By Raul Dominguez ,AP
SAN ANTONIO — When it was all over, when the San Antonio Spurs had let their fifth championship slip through their fingers and succumbed to the Miami Heat in a classic seven-game NBA Finals, Manu Ginobili just needed to get away. And he wasn’t sure he was coming back.
He was a pending free agent, coming off one of his most challenging seasons yet and staring his 36th birthday right in the face.
Ginobili sought an escape in the crystal waters and the coral reefs of the Turks and Caicos Islands of the Caribbean, but even paradise can be spoiled when the baggage you packed includes a heavy heart.
The Spurs were five seconds away from winning their fifth NBA title in as many attempts, but a pair of missed rebounds followed by gut-wrenching 3-pointers helped Miami win Game 6 in overtime, and the Heat closed out their second straight championship two days later.
The losses were heartbreaking, especially Game 6, and no one took it worse than Ginobili. Not even a family holiday swimming with his twin sons could make the team’s emotional shooting guard forget what might have been.
“It could have been easier if every single waiter and employee and visitor of that hotel hadn’t watched the finals,” Ginobili said. “Everybody wanted to tell you that they watched it and appreciated what you did and say something about the game. I really appreciated it, (but) I really didn’t appreciate it, but I understood it. It made me remember a lot more than I wanted.”
The Argentine magician has always been the heartbeat of these cold, calculating Spurs, bringing a human element to a machine-like organization and piling up victories along the way. But injuries caused him to miss 22 games in the regular season last year, and he was rarely able to summon the dynamic verve and uncanny playmaking that made him a fan favorite in San Antonio.
He shot under 40 percent in the postseason and had eight turnovers in Game 6 of the finals, when the Spurs were up five points and 20 seconds from closing the series out when the Heat rallied to win it. And when the series was over, he was the only member of the Spurs’ star trio that didn’t immediately vow to come back in 2014.
Given his lengthy history of injuries and erratic performance in the playoffs, Ginobili wasn’t sure if the Spurs wanted him back. It took Spurs general manager RC Buford less than six minutes on July 1 when the market opened to tell Ginobili that he was wanted and needed.
“That’s all I wanted to hear,” said Ginobili, who signed a two-year, US$14.5 million deal. “After the finals, (I wanted to know and) understand they really wanted me back. Once I heard that, I said, ‘OK.”’
And Ginobili truly appears to be back.
He is averaging team-highs with 12.5 points, 3.5 assists and 2.5 steals in 21 minutes per game in the preseason.
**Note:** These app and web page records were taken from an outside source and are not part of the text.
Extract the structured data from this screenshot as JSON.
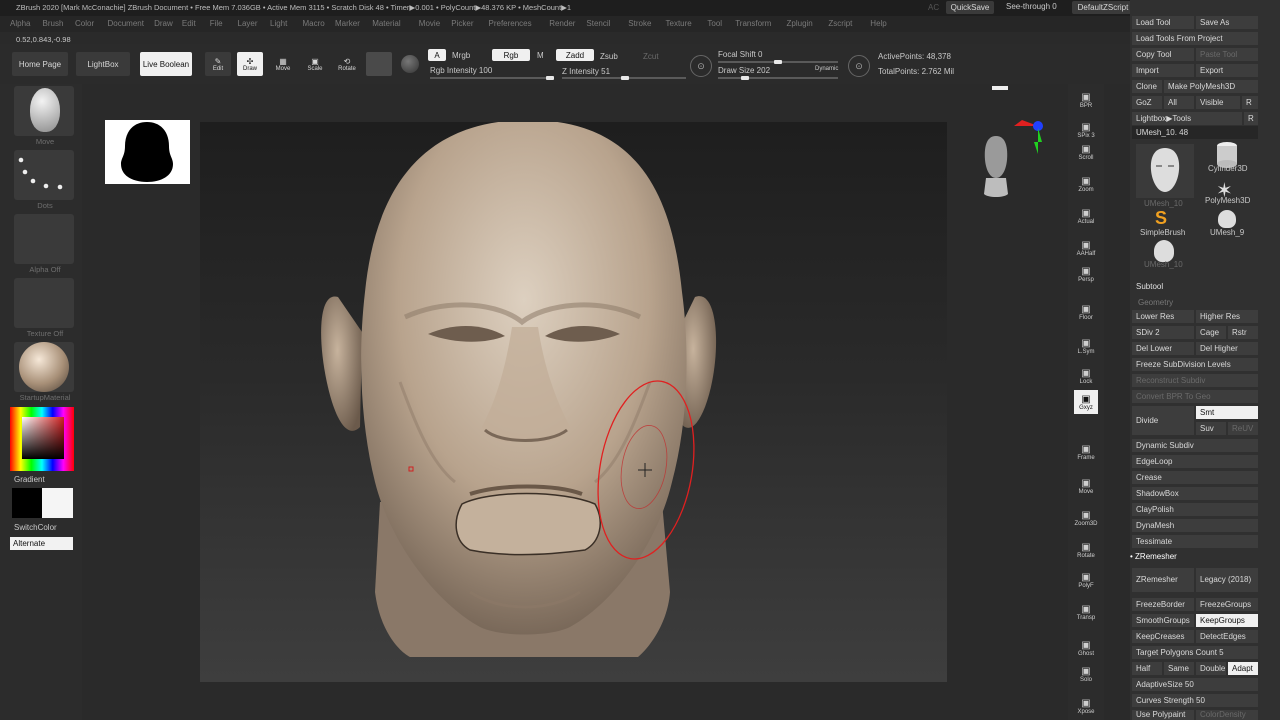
{
  "titlebar": {
    "text": "ZBrush 2020 [Mark McConachie]   ZBrush Document    • Free Mem 7.036GB • Active Mem 3115 • Scratch Disk 48 • Timer▶0.001 • PolyCount▶48.376 KP • MeshCount▶1",
    "ac": "AC",
    "quicksave": "QuickSave",
    "seethrough": "See-through  0",
    "script": "DefaultZScript"
  },
  "menu": [
    "Alpha",
    "Brush",
    "Color",
    "Document",
    "Draw",
    "Edit",
    "File",
    "Layer",
    "Light",
    "Macro",
    "Marker",
    "Material",
    "Movie",
    "Picker",
    "Preferences",
    "Render",
    "Stencil",
    "Stroke",
    "Texture",
    "Tool",
    "Transform",
    "Zplugin",
    "Zscript",
    "Help"
  ],
  "coord": "0.52,0.843,-0.98",
  "toolbar": {
    "home": "Home Page",
    "lightbox": "LightBox",
    "liveboolean": "Live Boolean",
    "edit": "Edit",
    "draw": "Draw",
    "move": "Move",
    "scale": "Scale",
    "rotate": "Rotate",
    "a": "A",
    "mrgb": "Mrgb",
    "rgb": "Rgb",
    "m": "M",
    "zadd": "Zadd",
    "zsub": "Zsub",
    "zcut": "Zcut",
    "rgb_intensity": "Rgb Intensity 100",
    "z_intensity": "Z Intensity 51",
    "focal_shift": "Focal Shift 0",
    "draw_size": "Draw Size 202",
    "dynamic": "Dynamic",
    "active_points": "ActivePoints: 48,378",
    "total_points": "TotalPoints: 2.762 Mil",
    "rgb_intensity_value": 100,
    "z_intensity_value": 51,
    "focal_shift_value": 0,
    "draw_size_value": 202
  },
  "left": {
    "move": "Move",
    "dots": "Dots",
    "alpha": "Alpha Off",
    "texture": "Texture Off",
    "material": "StartupMaterial",
    "gradient": "Gradient",
    "switch": "SwitchColor",
    "alternate": "Alternate"
  },
  "right_shelf": [
    "BPR",
    "SPix 3",
    "Scroll",
    "Zoom",
    "Actual",
    "AAHalf",
    "Persp",
    "Floor",
    "L.Sym",
    "Lock",
    "Gxyz",
    "Frame",
    "Move",
    "Zoom3D",
    "Rotate",
    "PolyF",
    "Transp",
    "Ghost",
    "Solo",
    "Xpose"
  ],
  "tray": {
    "load_tool": "Load Tool",
    "save_as": "Save As",
    "load_proj": "Load Tools From Project",
    "copy_tool": "Copy Tool",
    "paste_tool": "Paste Tool",
    "import": "Import",
    "export": "Export",
    "clone": "Clone",
    "make_poly": "Make PolyMesh3D",
    "goz": "GoZ",
    "all": "All",
    "visible": "Visible",
    "r": "R",
    "lightbox_tools": "Lightbox▶Tools",
    "umesh": "UMesh_10. 48",
    "tools": [
      "UMesh_10",
      "Cylinder3D",
      "PolyMesh3D",
      "SimpleBrush",
      "UMesh_9",
      "UMesh_10"
    ],
    "subtool": "Subtool",
    "geometry": "Geometry",
    "lower_res": "Lower Res",
    "higher_res": "Higher Res",
    "sdiv": "SDiv 2",
    "cage": "Cage",
    "rstr": "Rstr",
    "del_lower": "Del Lower",
    "del_higher": "Del Higher",
    "freeze_sub": "Freeze SubDivision Levels",
    "reconstruct": "Reconstruct Subdiv",
    "convert_bpr": "Convert BPR To Geo",
    "divide": "Divide",
    "smt": "Smt",
    "suv": "Suv",
    "reuv": "ReUV",
    "dynamic_subdiv": "Dynamic Subdiv",
    "edgeloop": "EdgeLoop",
    "crease": "Crease",
    "shadowbox": "ShadowBox",
    "claypolish": "ClayPolish",
    "dynamesh": "DynaMesh",
    "tessimate": "Tessimate",
    "zremesher_h": "• ZRemesher",
    "zremesher": "ZRemesher",
    "legacy": "Legacy (2018)",
    "freezeborder": "FreezeBorder",
    "freezegroups": "FreezeGroups",
    "smoothgroups": "SmoothGroups",
    "keepgroups": "KeepGroups",
    "keepcreases": "KeepCreases",
    "detectedges": "DetectEdges",
    "target": "Target Polygons Count 5",
    "half": "Half",
    "same": "Same",
    "double": "Double",
    "adapt": "Adapt",
    "adaptive": "AdaptiveSize 50",
    "curves": "Curves Strength 50",
    "use_polypaint": "Use Polypaint",
    "color_density": "ColorDensity"
  }
}
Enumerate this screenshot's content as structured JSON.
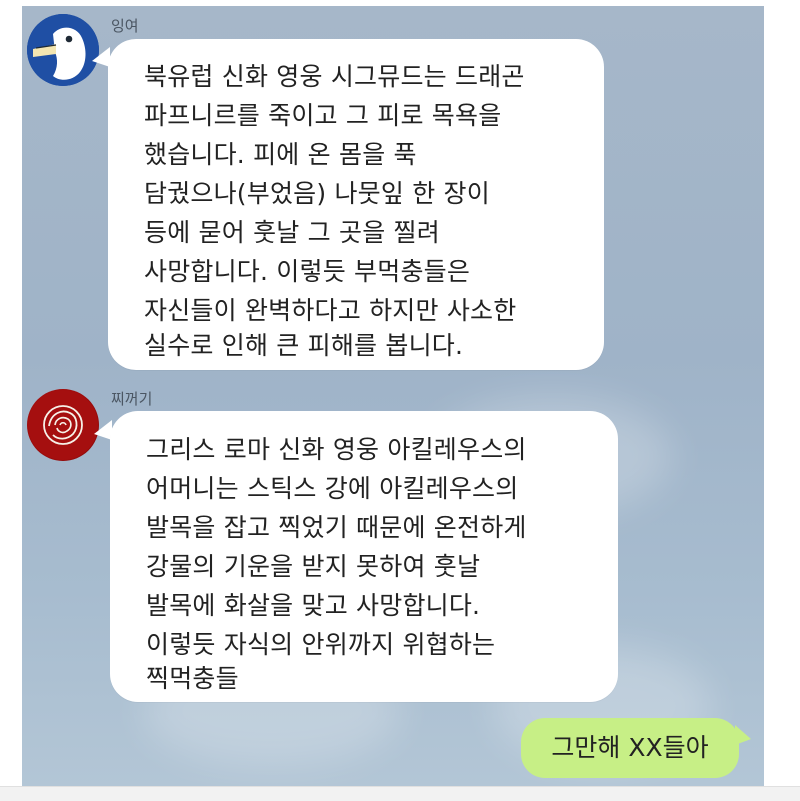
{
  "chat": {
    "messages": [
      {
        "sender": "잉여",
        "avatar": "duck-avatar",
        "lines": [
          "북유럽 신화 영웅 시그뮤드는 드래곤",
          "파프니르를 죽이고 그 피로 목욕을",
          "했습니다. 피에 온 몸을 푹",
          "담궜으나(부었음) 나뭇잎 한 장이",
          "등에 묻어 훗날 그 곳을 찔려",
          "사망합니다. 이렇듯 부먹충들은",
          "자신들이 완벽하다고 하지만 사소한",
          "실수로 인해 큰 피해를 봅니다."
        ]
      },
      {
        "sender": "찌꺼기",
        "avatar": "red-rose-avatar",
        "lines": [
          "그리스 로마 신화 영웅 아킬레우스의",
          "어머니는 스틱스 강에 아킬레우스의",
          "발목을 잡고 찍었기 때문에 온전하게",
          "강물의 기운을 받지 못하여 훗날",
          "발목에 화살을 맞고 사망합니다.",
          "이렇듯 자식의 안위까지 위협하는",
          "찍먹충들"
        ]
      }
    ],
    "reply": {
      "text": "그만해 XX들아"
    }
  },
  "colors": {
    "background": "#a6b7c9",
    "incoming_bubble": "#ffffff",
    "outgoing_bubble": "#c7ef86",
    "text": "#222222"
  }
}
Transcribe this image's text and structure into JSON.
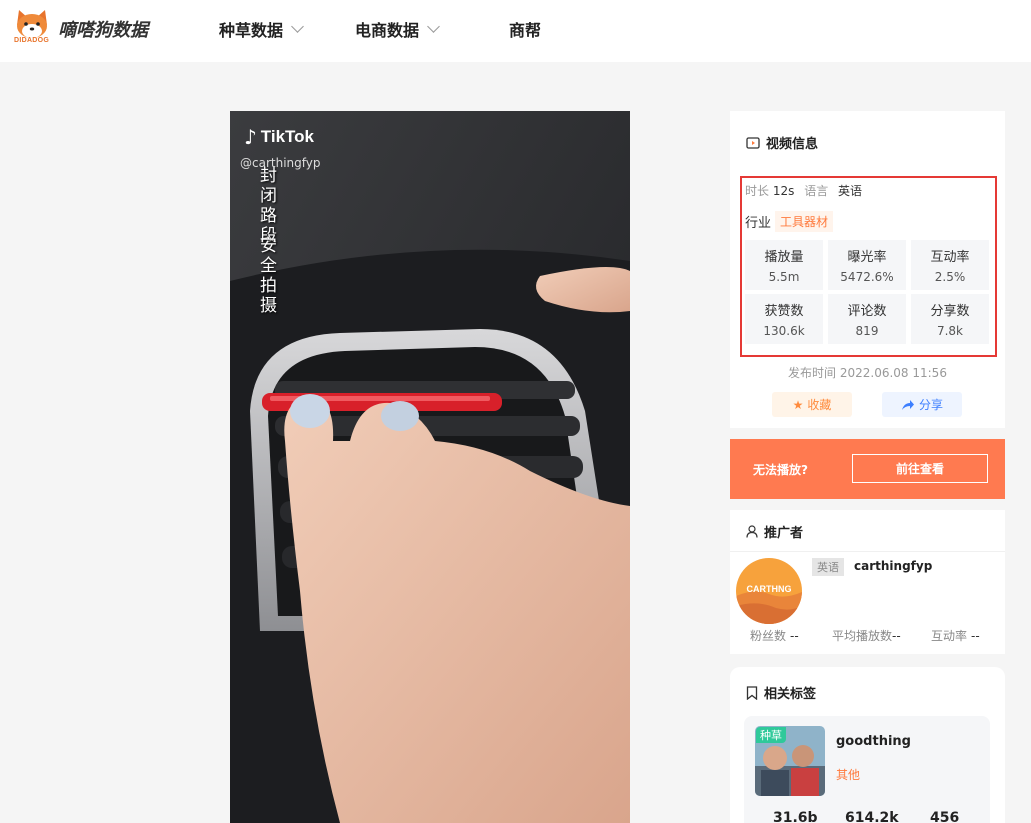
{
  "brand": {
    "name": "嘀嗒狗数据",
    "sub": "DIDADOG"
  },
  "nav": [
    {
      "label": "种草数据",
      "has_dropdown": true
    },
    {
      "label": "电商数据",
      "has_dropdown": true
    },
    {
      "label": "商帮",
      "has_dropdown": false
    }
  ],
  "video": {
    "watermark_logo": "TikTok",
    "watermark_user": "@carthingfyp",
    "caption_col1": "封闭路段",
    "caption_col2": "安全拍摄"
  },
  "video_info": {
    "title": "视频信息",
    "duration_label": "时长",
    "duration": "12s",
    "language_label": "语言",
    "language": "英语",
    "industry_label": "行业",
    "industry": "工具器材",
    "stats": [
      {
        "label": "播放量",
        "value": "5.5m"
      },
      {
        "label": "曝光率",
        "value": "5472.6%"
      },
      {
        "label": "互动率",
        "value": "2.5%"
      },
      {
        "label": "获赞数",
        "value": "130.6k"
      },
      {
        "label": "评论数",
        "value": "819"
      },
      {
        "label": "分享数",
        "value": "7.8k"
      }
    ],
    "publish_time": "发布时间 2022.06.08 11:56",
    "favorite_label": "收藏",
    "share_label": "分享"
  },
  "play_bar": {
    "message": "无法播放?",
    "button": "前往查看"
  },
  "promoter": {
    "title": "推广者",
    "avatar_text": "CARTHNG",
    "language_badge": "英语",
    "name": "carthingfyp",
    "stats": [
      {
        "label": "粉丝数",
        "value": "--"
      },
      {
        "label": "平均播放数",
        "value": "--"
      },
      {
        "label": "互动率",
        "value": "--"
      }
    ]
  },
  "related_tags": {
    "title": "相关标签",
    "items": [
      {
        "badge": "种草",
        "name": "goodthing",
        "category": "其他",
        "stats": [
          "31.6b",
          "614.2k",
          "456"
        ]
      }
    ]
  },
  "colors": {
    "accent_orange": "#ff7a50",
    "highlight_red": "#e53935",
    "share_blue": "#3d7fff",
    "tag_green": "#2fc99a"
  }
}
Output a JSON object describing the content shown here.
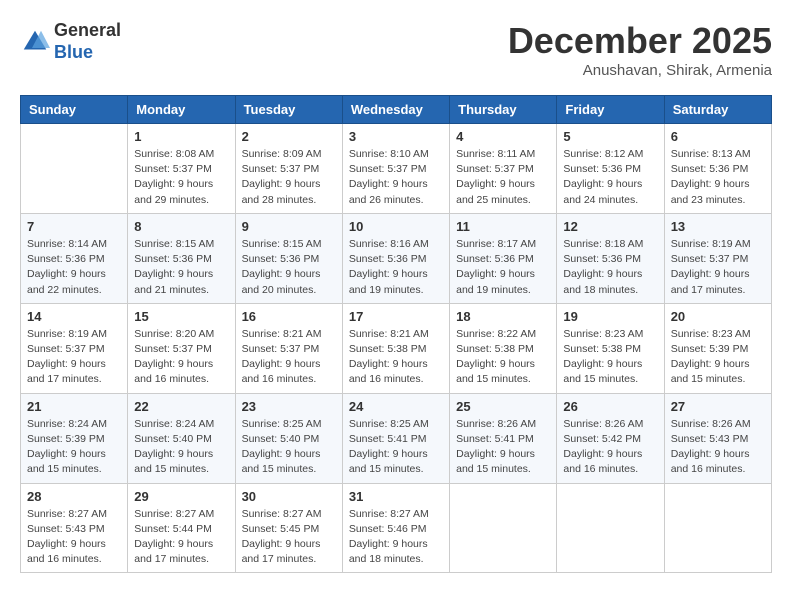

He is once again charging headfirst to the basket for layups and dunks and firing passes to teammates — and occasionally to unsuspecting fans in the first few rows.
“To me, Manu was the best,” said Italian swingman Marco Belinelli, who signed with the Spurs this summer. “This guy can do everything, in Europe and America.”